Directions ▸ Word for word, reproduce every line of the data below.

________________________

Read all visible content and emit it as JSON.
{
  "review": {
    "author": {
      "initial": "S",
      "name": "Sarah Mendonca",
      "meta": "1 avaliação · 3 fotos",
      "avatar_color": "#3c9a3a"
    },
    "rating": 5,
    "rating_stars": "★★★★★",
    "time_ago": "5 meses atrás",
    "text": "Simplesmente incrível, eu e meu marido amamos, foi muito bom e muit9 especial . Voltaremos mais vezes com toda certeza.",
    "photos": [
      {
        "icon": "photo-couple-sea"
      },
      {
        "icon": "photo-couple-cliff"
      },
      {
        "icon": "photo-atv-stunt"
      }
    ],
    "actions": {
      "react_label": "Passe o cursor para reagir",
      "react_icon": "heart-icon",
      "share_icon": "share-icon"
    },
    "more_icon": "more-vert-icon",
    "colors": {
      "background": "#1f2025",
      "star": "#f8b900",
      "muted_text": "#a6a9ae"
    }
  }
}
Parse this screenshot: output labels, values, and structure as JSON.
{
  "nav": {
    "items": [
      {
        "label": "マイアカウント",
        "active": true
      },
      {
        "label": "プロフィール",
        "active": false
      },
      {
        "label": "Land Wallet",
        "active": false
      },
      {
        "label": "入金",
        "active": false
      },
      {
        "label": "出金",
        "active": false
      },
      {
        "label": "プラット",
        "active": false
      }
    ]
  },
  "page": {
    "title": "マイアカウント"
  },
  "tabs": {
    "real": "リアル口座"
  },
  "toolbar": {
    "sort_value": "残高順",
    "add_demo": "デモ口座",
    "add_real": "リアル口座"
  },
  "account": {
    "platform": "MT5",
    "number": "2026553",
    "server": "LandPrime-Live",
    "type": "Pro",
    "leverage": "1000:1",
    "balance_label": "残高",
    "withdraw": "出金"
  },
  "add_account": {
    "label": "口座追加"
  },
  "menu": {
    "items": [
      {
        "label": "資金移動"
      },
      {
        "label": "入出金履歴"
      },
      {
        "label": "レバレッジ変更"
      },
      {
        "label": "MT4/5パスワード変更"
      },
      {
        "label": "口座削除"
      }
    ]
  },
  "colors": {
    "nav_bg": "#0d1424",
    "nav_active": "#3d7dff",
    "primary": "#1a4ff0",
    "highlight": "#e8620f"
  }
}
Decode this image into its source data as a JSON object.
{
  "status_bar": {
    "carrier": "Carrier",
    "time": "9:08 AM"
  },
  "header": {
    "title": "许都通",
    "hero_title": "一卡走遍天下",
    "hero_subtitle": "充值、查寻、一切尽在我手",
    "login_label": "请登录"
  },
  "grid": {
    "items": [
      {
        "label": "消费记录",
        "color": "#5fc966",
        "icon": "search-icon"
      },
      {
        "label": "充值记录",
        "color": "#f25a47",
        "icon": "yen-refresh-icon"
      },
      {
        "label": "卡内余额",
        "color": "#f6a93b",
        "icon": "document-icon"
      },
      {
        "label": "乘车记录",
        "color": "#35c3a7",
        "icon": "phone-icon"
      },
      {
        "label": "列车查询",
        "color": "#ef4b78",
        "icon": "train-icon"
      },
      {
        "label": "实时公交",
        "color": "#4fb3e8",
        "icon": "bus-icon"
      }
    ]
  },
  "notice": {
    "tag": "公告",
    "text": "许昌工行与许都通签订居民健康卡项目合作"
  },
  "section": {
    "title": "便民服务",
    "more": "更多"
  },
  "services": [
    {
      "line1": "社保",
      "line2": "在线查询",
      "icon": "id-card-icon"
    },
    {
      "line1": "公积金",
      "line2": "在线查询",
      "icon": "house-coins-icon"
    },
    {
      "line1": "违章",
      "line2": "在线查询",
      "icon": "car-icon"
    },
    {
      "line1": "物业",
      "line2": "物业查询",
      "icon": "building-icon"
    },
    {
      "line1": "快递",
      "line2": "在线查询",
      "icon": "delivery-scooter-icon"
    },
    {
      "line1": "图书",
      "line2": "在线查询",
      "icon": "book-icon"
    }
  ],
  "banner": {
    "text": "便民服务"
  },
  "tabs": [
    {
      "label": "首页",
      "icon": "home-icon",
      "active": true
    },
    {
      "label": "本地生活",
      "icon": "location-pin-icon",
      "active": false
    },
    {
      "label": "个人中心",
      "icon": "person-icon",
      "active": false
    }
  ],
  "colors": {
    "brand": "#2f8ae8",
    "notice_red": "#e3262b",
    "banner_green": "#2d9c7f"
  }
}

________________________

Task solution ▸
Read all visible content and emit it as JSON.
{
  "review": {
    "author": {
      "initial": "S",
      "name": "Sarah Mendonca",
      "meta": "1 avaliação · 3 fotos",
      "avatar_color": "#3c9a3a"
    },
    "rating": 5,
    "rating_stars": "★★★★★",
    "time_ago": "5 meses atrás",
    "text": "Simplesmente incrível, eu e meu marido amamos, foi muito bom e muit9 especial . Voltaremos mais vezes com toda certeza.",
    "photos": [
      {
        "icon": "photo-couple-sea"
      },
      {
        "icon": "photo-couple-cliff"
      },
      {
        "icon": "photo-atv-stunt"
      }
    ],
    "actions": {
      "react_label": "Passe o cursor para reagir",
      "react_icon": "heart-icon",
      "share_icon": "share-icon"
    },
    "more_icon": "more-vert-icon",
    "colors": {
      "background": "#1f2025",
      "star": "#f8b900",
      "muted_text": "#a6a9ae"
    }
  }
}
Parse this screenshot: output labels, values, and structure as JSON.
{
  "nav": {
    "items": [
      {
        "label": "マイアカウント",
        "active": true
      },
      {
        "label": "プロフィール",
        "active": false
      },
      {
        "label": "Land Wallet",
        "active": false
      },
      {
        "label": "入金",
        "active": false
      },
      {
        "label": "出金",
        "active": false
      },
      {
        "label": "プラット",
        "active": false
      }
    ]
  },
  "page": {
    "title": "マイアカウント"
  },
  "tabs": {
    "real": "リアル口座"
  },
  "toolbar": {
    "sort_value": "残高順",
    "add_demo": "デモ口座",
    "add_real": "リアル口座"
  },
  "account": {
    "platform": "MT5",
    "number": "2026553",
    "server": "LandPrime-Live",
    "type": "Pro",
    "leverage": "1000:1",
    "balance_label": "残高",
    "withdraw": "出金"
  },
  "add_account": {
    "label": "口座追加"
  },
  "menu": {
    "items": [
      {
        "label": "資金移動"
      },
      {
        "label": "入出金履歴"
      },
      {
        "label": "レバレッジ変更"
      },
      {
        "label": "MT4/5パスワード変更"
      },
      {
        "label": "口座削除"
      }
    ]
  },
  "colors": {
    "nav_bg": "#0d1424",
    "nav_active": "#3d7dff",
    "primary": "#1a4ff0",
    "highlight": "#e8620f"
  }
}
Decode this image into its source data as a JSON object.
{
  "status_bar": {
    "carrier": "Carrier",
    "time": "9:08 AM"
  },
  "header": {
    "title": "许都通",
    "hero_title": "一卡走遍天下",
    "hero_subtitle": "充值、查寻、一切尽在我手",
    "login_label": "请登录"
  },
  "grid": {
    "items": [
      {
        "label": "消费记录",
        "color": "#5fc966",
        "icon": "search-icon"
      },
      {
        "label": "充值记录",
        "color": "#f25a47",
        "icon": "yen-refresh-icon"
      },
      {
        "label": "卡内余额",
        "color": "#f6a93b",
        "icon": "document-icon"
      },
      {
        "label": "乘车记录",
        "color": "#35c3a7",
        "icon": "phone-icon"
      },
      {
        "label": "列车查询",
        "color": "#ef4b78",
        "icon": "train-icon"
      },
      {
        "label": "实时公交",
        "color": "#4fb3e8",
        "icon": "bus-icon"
      }
    ]
  },
  "notice": {
    "tag": "公告",
    "text": "许昌工行与许都通签订居民健康卡项目合作"
  },
  "section": {
    "title": "便民服务",
    "more": "更多"
  },
  "services": [
    {
      "line1": "社保",
      "line2": "在线查询",
      "icon": "id-card-icon"
    },
    {
      "line1": "公积金",
      "line2": "在线查询",
      "icon": "house-coins-icon"
    },
    {
      "line1": "违章",
      "line2": "在线查询",
      "icon": "car-icon"
    },
    {
      "line1": "物业",
      "line2": "物业查询",
      "icon": "building-icon"
    },
    {
      "line1": "快递",
      "line2": "在线查询",
      "icon": "delivery-scooter-icon"
    },
    {
      "line1": "图书",
      "line2": "在线查询",
      "icon": "book-icon"
    }
  ],
  "banner": {
    "text": "便民服务"
  },
  "tabs": [
    {
      "label": "首页",
      "icon": "home-icon",
      "active": true
    },
    {
      "label": "本地生活",
      "icon": "location-pin-icon",
      "active": false
    },
    {
      "label": "个人中心",
      "icon": "person-icon",
      "active": false
    }
  ],
  "colors": {
    "brand": "#2f8ae8",
    "notice_red": "#e3262b",
    "banner_green": "#2d9c7f"
  }
}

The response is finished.